We're not used to seeing Jason Johannisen play up forward, especially considering how undermanned the Western Bulldogs' defence was already, but his second quarter across half-forward was what got the Bulldogs back into the game at Mars Stadium in Ballarat. Lucky to be only 10 points down at quarter-time, Johannisen (18 disposals, five inside 50s) tore the Suns' defence apart with creative running and the first goal of the second term. He had a hand in quite a few of the four the Dogs piled on in six minutes, in what became a match-turning period.

FULL MATCH DETAILS: All the stats and stories from Dogs v Suns

Jason Johannisen enjoyed using his speed down forward.
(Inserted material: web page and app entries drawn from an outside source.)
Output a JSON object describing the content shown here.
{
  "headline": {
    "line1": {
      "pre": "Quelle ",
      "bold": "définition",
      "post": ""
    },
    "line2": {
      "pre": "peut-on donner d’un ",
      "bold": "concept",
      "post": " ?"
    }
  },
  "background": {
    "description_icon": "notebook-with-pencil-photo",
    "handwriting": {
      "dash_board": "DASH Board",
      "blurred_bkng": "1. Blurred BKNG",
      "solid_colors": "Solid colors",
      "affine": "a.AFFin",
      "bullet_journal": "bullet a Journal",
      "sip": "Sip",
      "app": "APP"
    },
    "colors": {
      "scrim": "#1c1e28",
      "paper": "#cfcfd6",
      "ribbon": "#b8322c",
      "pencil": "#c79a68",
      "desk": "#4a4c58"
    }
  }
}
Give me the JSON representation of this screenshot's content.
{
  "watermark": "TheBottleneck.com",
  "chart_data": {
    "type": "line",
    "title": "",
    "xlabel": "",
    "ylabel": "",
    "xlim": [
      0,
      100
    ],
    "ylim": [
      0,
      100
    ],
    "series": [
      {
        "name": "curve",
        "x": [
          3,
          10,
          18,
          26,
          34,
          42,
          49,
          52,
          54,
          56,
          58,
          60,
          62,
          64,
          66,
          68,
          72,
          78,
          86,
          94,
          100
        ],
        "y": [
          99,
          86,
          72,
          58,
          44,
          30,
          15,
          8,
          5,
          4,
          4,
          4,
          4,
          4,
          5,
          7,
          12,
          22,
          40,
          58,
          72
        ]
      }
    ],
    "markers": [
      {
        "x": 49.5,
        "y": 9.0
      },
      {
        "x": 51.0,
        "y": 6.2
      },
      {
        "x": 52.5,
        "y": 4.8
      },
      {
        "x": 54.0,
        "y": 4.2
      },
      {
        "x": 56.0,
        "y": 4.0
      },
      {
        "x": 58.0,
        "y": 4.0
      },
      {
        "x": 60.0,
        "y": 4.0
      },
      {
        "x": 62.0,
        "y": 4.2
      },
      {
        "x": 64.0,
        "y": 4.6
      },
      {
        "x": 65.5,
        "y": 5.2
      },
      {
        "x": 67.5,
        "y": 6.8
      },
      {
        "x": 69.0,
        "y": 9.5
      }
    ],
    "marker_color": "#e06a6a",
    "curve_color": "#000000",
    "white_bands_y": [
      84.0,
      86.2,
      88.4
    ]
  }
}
Picture: AFL Photos


2. If you don't mind, umpire
The Bulldogs faithful were howling in the stands in the first term in Ballarat, as their side conceded free kick after free kick. The differential at quarter-time was 13 to one in favour of Gold Coast, as the Suns simply out-tackled an overly adventurous Bulldogs side. The Dogs were too slow to release the ball and often chose to handball to players under pressure. Coupled with that, the Bulldogs only laid nine tackles against the best-tackling side in the competition, who had 22 of their own. The free kick differential evened up as the game progressed, especially when the Bulldogs started laying effective tackles in larger numbers. 

3. Wanted: key position players
With key bookends Tom Lynch (knee) and Steven May (finger) out with injuries, questions surrounded how Gold Coast would cope. Sam Day, who missed all of last year with a serious hip injury, was pushed up a rung or two in the forward seniority ranks and kicked two goals. Jack Martin often played as a quick deep forward but struggled to have consistent influence on the match. The often-maligned Rory Thompson acquitted himself relatively well at fullback, but was usually matched up against undersized youngster Tim English, who broke away late in the game. A more polished side than the Dogs would have exploited the Suns' structural holes to greater effect.

WATCH: Aaron Young does his best to fill the goalkicking void

4. Debutants
Both clubs are injury-hit, and while the Bulldogs fielded an extremely inexperienced defence, Gold Coast played two debutants who both had an impact. 18-year-old forward/ruckman Brayden Crossley and his impressive moustache (reminiscent of former Demon Nathan Carroll) made quite the impression the minute he took to the field, especially after he cleaned up Toby McLean in a fair bump. Charlie Ballard was quieter and somewhat tidier, but both kicked important goals either side of half-time which stemmed the Bulldogs' onslaught.

WATCH: Brayden Crossly ... is 18 years old!


5. Who wants to toss the coin?
The game between Western Bulldogs and Gold Coast was notable for the conspicuous lack of captains. Suns co-captains Steven May (finger) and Tom Lynch (knee) were already slated to miss the match, while their Bulldogs counterpart Easton Wood injured his hamstring early in the week. It left Marcus Bontempelli as acting captain – until he was a late withdrawal with hip soreness. It meant the coin toss was conducted by the unlikely combination of 25-year-old David Swallow and 23-year-old Lachie Hunter, possibly five years ahead of schedule.

Lachie Hunter took well to the captaincy. Picture: AFL Photos